Records from a data collection
*** Begin section ***

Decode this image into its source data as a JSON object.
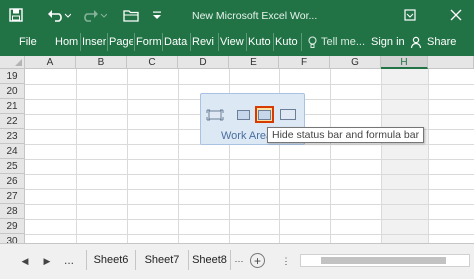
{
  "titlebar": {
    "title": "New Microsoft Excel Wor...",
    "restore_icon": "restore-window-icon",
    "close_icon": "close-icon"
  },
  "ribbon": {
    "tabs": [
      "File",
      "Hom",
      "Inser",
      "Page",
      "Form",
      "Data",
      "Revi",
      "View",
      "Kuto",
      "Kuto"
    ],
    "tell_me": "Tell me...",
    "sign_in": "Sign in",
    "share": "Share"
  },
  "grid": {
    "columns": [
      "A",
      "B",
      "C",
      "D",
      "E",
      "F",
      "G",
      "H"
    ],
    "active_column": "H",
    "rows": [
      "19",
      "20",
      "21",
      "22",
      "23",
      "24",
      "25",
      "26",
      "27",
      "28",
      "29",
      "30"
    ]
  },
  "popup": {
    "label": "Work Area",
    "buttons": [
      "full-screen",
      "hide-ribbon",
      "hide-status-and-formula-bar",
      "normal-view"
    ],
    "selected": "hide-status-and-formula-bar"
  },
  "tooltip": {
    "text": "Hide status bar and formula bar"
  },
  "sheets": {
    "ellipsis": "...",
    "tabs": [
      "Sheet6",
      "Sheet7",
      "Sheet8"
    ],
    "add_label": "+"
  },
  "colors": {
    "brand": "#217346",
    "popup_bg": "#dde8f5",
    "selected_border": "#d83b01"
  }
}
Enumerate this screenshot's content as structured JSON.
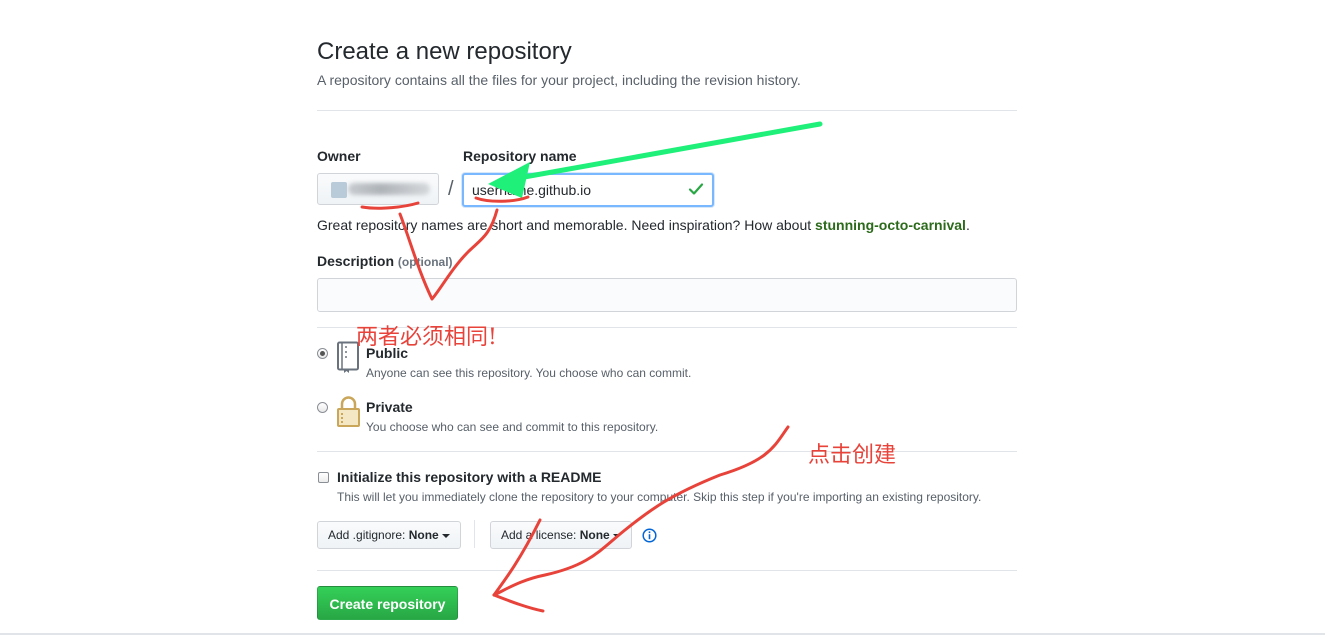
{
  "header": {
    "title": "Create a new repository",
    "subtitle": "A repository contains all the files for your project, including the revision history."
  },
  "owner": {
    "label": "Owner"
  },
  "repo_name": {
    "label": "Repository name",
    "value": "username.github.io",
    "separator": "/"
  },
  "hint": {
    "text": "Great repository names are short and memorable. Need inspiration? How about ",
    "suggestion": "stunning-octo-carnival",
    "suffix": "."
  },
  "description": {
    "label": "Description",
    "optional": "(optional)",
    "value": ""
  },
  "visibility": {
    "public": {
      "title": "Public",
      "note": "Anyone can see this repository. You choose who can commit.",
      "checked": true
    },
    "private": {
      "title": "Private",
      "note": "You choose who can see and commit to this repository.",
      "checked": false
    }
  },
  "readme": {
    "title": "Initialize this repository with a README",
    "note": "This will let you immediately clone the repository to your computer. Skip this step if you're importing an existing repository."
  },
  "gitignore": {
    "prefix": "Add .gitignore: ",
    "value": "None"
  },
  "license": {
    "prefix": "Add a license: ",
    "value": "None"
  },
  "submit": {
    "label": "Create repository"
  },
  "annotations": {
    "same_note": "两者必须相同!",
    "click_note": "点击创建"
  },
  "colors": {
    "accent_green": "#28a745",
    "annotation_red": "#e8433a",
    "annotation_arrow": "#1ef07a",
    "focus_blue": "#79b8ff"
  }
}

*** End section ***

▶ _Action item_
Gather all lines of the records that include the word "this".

▶ _Solution to the problem_
Decode this image into its source data as a JSON object.
Enumerate this screenshot's content as structured JSON.
      "note": "Anyone can see this repository. You choose who can commit.",
      "note": "You choose who can see and commit to this repository.",
    "title": "Initialize this repository with a README",
    "note": "This will let you immediately clone the repository to your computer. Skip this step if you're importing an existing repository."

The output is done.